--- START ---

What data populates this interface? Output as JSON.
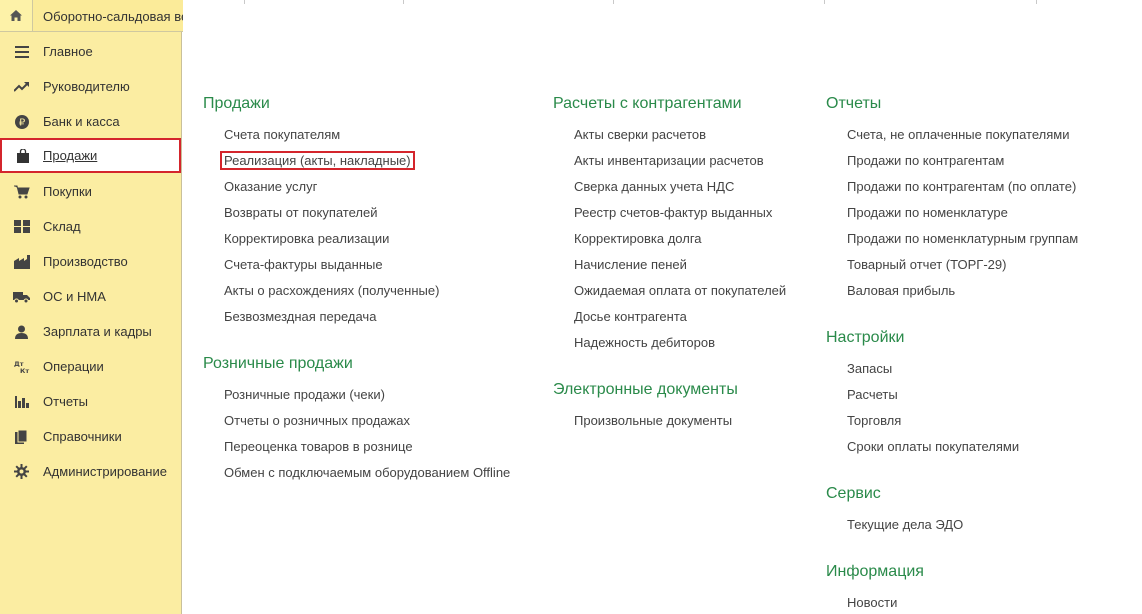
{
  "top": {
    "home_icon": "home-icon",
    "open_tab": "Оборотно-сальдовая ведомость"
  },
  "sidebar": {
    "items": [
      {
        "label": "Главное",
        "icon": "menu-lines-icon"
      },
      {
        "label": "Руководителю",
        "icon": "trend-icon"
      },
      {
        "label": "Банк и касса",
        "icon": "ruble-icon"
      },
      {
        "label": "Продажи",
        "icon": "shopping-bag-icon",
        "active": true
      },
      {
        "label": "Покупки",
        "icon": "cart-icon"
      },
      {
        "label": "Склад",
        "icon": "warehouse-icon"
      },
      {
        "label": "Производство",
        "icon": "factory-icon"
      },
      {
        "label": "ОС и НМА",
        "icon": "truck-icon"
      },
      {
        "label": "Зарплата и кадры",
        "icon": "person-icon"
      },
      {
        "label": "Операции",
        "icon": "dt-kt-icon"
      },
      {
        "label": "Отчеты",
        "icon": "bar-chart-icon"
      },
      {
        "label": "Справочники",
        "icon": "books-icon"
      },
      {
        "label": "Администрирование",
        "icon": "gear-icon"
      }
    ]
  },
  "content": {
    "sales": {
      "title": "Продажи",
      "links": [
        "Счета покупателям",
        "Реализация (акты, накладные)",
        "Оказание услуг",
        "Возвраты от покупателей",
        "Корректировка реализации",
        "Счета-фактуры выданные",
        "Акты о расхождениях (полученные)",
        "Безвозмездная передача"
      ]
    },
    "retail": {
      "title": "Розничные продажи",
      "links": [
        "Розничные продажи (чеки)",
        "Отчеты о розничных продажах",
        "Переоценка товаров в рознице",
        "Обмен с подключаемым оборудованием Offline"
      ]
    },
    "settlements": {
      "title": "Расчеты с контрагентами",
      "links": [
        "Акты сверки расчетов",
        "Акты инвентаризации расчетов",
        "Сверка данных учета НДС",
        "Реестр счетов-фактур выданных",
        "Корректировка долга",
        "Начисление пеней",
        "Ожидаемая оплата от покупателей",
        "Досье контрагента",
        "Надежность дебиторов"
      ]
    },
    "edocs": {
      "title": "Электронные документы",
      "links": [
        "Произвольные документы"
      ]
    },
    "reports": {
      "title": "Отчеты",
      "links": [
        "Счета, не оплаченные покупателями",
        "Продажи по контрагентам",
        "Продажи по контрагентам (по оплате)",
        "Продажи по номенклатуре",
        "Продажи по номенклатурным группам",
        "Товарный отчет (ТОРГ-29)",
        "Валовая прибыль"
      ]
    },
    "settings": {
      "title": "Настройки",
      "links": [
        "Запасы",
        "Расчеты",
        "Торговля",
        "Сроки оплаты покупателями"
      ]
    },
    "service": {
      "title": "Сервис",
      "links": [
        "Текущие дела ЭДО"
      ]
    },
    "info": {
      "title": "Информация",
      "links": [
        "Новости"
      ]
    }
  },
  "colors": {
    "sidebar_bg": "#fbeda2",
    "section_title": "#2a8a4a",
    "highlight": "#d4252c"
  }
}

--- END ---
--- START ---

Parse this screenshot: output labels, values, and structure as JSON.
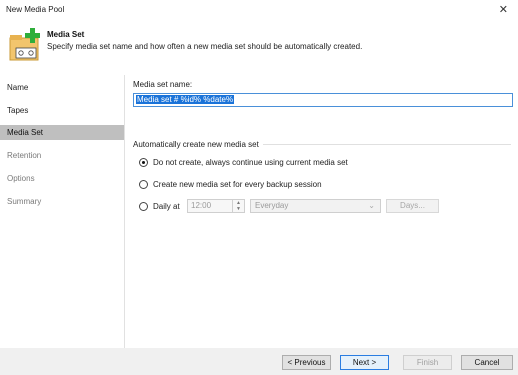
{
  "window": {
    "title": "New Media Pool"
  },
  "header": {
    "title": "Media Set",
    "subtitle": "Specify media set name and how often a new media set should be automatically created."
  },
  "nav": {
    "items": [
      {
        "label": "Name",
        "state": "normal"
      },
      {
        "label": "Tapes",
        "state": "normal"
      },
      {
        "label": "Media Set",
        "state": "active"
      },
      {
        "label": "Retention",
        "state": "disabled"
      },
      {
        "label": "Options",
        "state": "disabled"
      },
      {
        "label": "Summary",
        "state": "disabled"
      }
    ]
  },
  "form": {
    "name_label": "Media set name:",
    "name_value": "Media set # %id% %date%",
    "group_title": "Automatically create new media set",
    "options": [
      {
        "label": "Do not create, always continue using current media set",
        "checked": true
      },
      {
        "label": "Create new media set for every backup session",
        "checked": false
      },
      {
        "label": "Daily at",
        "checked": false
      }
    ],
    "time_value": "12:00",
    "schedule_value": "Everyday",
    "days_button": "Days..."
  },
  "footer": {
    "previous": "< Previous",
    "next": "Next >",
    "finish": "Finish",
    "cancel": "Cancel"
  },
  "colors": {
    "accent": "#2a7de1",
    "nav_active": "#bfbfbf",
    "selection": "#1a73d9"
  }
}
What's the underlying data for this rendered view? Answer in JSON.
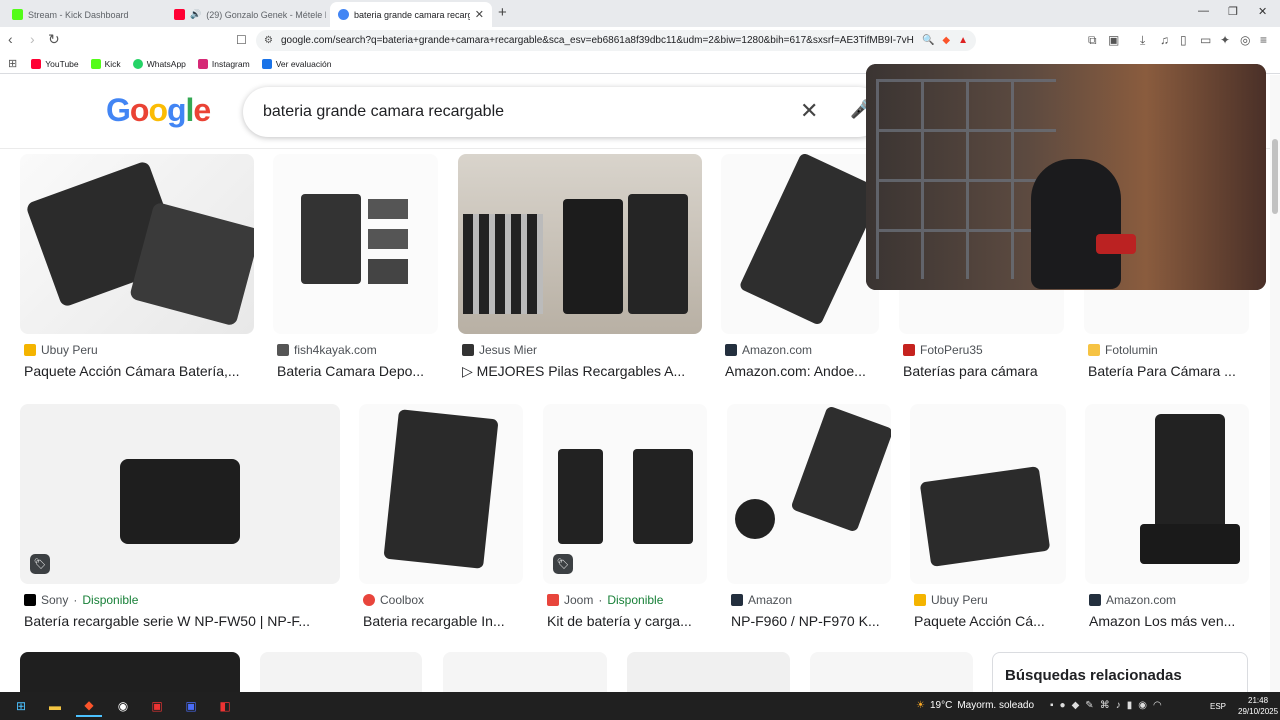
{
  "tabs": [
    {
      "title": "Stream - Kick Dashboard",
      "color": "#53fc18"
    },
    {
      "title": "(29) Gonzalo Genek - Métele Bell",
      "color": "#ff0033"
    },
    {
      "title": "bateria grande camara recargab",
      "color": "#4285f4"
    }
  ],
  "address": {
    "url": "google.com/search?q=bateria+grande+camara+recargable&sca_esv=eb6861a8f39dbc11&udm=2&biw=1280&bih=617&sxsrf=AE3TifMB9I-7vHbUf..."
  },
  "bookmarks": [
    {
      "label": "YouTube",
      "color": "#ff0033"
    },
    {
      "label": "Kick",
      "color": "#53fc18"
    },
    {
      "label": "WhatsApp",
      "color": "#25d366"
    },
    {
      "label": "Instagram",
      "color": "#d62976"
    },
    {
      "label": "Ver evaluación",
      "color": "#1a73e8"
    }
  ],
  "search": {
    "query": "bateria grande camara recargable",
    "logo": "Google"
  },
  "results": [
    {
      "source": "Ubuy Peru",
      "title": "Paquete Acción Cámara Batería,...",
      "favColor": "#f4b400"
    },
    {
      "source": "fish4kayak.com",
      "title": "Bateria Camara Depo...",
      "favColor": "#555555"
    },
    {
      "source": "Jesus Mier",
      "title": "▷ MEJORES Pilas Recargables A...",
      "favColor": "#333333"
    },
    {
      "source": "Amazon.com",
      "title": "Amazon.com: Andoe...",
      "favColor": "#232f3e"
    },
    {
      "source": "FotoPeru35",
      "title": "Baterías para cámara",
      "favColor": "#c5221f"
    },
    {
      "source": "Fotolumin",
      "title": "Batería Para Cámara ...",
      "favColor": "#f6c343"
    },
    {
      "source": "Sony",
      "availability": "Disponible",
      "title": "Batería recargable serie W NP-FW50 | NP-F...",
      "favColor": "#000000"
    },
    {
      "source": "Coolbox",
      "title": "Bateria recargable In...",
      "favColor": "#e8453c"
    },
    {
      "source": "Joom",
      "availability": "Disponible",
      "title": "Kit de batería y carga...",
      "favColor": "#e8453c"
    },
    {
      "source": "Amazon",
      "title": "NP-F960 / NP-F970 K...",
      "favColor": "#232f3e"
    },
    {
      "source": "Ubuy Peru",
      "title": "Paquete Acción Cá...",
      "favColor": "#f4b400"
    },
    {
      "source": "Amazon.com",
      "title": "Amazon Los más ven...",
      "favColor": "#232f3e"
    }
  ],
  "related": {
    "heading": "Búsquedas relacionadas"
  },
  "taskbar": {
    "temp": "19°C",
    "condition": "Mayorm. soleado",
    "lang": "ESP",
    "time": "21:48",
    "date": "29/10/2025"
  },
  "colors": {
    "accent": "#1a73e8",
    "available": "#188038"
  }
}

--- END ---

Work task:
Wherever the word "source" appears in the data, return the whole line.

Your response:
      "source": "Ubuy Peru",
      "source": "fish4kayak.com",
      "source": "Jesus Mier",
      "source": "Amazon.com",
      "source": "FotoPeru35",
      "source": "Fotolumin",
      "source": "Sony",
      "source": "Coolbox",
      "source": "Joom",
      "source": "Amazon",
      "source": "Ubuy Peru",
      "source": "Amazon.com",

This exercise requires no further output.